Imagine an extraterrestrial creature landing in Brussels on a grey January time. It hears about the euro zone crisis and asks for an explanation. Here is how one such explanation could run.
“The euro zone is in crisis because some of its countries have spent more than they have earned and thus they have accumulated debts that might be difficult to repay. One country, Greece, is in special trouble. European governments fear that if Greece is allowed to go into default, then creditors would fear that other countries might default as well and consequently these creditors will demand higher interest rates on these countries’ debts, making it more difficult for the debts to be repaid. To tackle this problem, European governments have established a rescue fund to lend money to heavily indebted countries. However, some of the countries that support this rescue fund are themselves heavily indebted and therefore cannot afford to provide enough support for the fund to overcome all possible debt crises. Recently, the credit rating of one of these countries, France, was downgraded. Since this country helps finance the rescue fund, the fund was downgraded. In the future it is possible that the downgrade of the fund may lead to a further downgrade of a country financing the fund.
“At the same time, Europe has a valuable resource which currently is standing idle. If this resource were put to use, it could generate a huge amount of income that could be used to pay the outstanding debt and increase living standards. At present, most European countries are spending lots of money to discourage their citizens from using this resource. For example, there are laws in place that make it illegal for the resource to be used and even in cases when it is legal, the income from this resource is often taxed at a high rate. Meanwhile many citizens have become convinced that this resource is useless and thus they no longer bother to maintain it. Consequently the resource is falling into ruin, thereby confirming people’s initial conviction.”
Upon hearing this story, the extraterrestrial creature will probably think, “These Europeans are surely mad! Why don’t they simply allow their citizens to use their valuable resource and thereby repay their debts and become more affluent?”
Europe’s valuable resource is its elderly population. Most of these people are retired even though they still have valuable skills. If they were employed, they would raise the average per capita income in their countries and generate tax revenue that governments could use to repay their debts. Many of these retired people would become productive if they were allowed to work longer without sacrificing the expected sum of their future pension receipts. Nonetheless many governments continue to enforce the retirement age that keeps people retirement for over a quarter of their lifetimes. People who do work longer often have pension benefits withdrawn.
Raising the retirement age is unpopular among the voters because people believe that this would mean more work for unchanged pension entitlements. It is also unpopular among many employers because they believe that they would be forced to keep expensive employees were gradually becoming less productive as they become older. Governments could turn these beliefs into misconceptions by offering their citizens the following deal: First, you are allowed to work longer but you’re not forced to do so. You have a choice between the current retirement system and the new one that allows you to earn more without losing any pension benefits over your expected lifetime.

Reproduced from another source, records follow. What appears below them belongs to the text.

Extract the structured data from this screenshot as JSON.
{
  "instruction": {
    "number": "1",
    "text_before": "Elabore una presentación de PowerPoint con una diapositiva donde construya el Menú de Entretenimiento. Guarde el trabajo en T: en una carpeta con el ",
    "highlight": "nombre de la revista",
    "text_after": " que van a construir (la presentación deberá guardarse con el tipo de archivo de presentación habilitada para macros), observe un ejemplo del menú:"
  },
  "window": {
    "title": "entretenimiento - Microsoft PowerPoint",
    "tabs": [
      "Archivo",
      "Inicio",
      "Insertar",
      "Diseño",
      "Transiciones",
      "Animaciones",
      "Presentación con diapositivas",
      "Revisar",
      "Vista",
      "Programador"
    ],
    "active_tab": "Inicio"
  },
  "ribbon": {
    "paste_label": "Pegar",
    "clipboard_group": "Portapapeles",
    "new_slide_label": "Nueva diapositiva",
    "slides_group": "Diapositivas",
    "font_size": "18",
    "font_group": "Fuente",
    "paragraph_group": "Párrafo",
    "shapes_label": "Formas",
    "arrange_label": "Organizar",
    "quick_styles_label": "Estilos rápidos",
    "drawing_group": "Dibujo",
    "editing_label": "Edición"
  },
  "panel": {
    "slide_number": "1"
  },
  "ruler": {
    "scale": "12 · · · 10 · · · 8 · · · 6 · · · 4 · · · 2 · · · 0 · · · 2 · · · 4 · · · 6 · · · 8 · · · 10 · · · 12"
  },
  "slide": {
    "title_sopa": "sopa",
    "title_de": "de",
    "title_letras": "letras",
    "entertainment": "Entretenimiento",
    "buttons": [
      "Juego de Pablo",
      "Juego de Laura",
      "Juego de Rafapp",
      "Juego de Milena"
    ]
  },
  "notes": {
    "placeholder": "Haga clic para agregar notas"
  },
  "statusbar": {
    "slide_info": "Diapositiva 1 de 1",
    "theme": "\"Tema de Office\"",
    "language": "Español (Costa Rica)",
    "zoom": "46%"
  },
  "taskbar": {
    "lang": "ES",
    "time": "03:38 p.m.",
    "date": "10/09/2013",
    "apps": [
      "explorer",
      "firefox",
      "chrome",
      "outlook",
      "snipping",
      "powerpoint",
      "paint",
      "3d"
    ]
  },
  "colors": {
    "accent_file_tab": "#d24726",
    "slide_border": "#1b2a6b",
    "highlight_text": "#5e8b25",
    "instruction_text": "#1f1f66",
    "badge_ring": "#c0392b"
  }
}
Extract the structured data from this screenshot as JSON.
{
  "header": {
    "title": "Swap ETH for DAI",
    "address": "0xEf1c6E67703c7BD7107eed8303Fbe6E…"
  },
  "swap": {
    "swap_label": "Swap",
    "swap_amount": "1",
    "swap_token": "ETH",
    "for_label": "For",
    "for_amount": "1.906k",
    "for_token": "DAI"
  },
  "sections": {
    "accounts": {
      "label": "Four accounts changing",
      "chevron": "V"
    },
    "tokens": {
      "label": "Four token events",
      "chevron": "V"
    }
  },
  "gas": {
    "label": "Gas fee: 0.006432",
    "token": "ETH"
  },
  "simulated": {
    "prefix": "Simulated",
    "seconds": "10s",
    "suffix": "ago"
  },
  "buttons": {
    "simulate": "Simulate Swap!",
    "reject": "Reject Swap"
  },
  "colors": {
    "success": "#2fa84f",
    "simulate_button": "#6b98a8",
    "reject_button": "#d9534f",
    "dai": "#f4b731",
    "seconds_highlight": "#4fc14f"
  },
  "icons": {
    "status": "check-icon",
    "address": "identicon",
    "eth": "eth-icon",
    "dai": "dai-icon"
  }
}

Second, if you decide to work beyond retirement age, you will no longer be protected by job security provisions and will have to renegotiate your salary with your employer. Consequently, only those people will continue to work will thereby make both themselves and their employers better off. Third, employers will be encouraged, through a variety of policy incentives, to retain their workers as they get older, create more flexible working conditions for them, and keep on retraining them as long as necessary.
These proposals have emerged from the Global Economic Symposium over the past four years. According to panelists at this symposium, “working longer” should be given the highest priority in reform packages that address the challenge of population aging. Employers should be helped to recognize the advantages of keeping workers when they get older because of their valuable experience, know-how and “no-who”. Provision for further education should be made to update the capabilities of older workers that, along with more flexible working conditions, would help older workers coordinate their working and private lives more easily, taking account of their health condition. Financial disincentives for employers to hire or retain older workers, such as seniority remuneration and higher employment protection, should be removed governments should provide more incentives to invest in skills development in order to enable greater career mobility later in life.
To sustain the productivity of older workers, employers should be encouraged to create an appropriate working environment, including flexible rostering patterns, work schedules and part-time work. When necessary, employers should adapt their workplaces to provide equipment that is more appropriate for older workers. Employers should be encouraged to exploit the social capital of their older employees by placing them in advisory or consultancy roles within their organizations. Pension providers should adapt their pension schemes, such as final salary schemes, to avoid creating a financial loss in older workers take on roles with lesser responsibilities for lower pay.
At this point in time, when European governments are seeking to consolidate their budgets while encouraging their economies to grow, it would be particularly important for politicians to take these proposals to heart. To repay our debts and achieve more prosperity we must find ways to make use of our valuable resource, the skills of our older workers.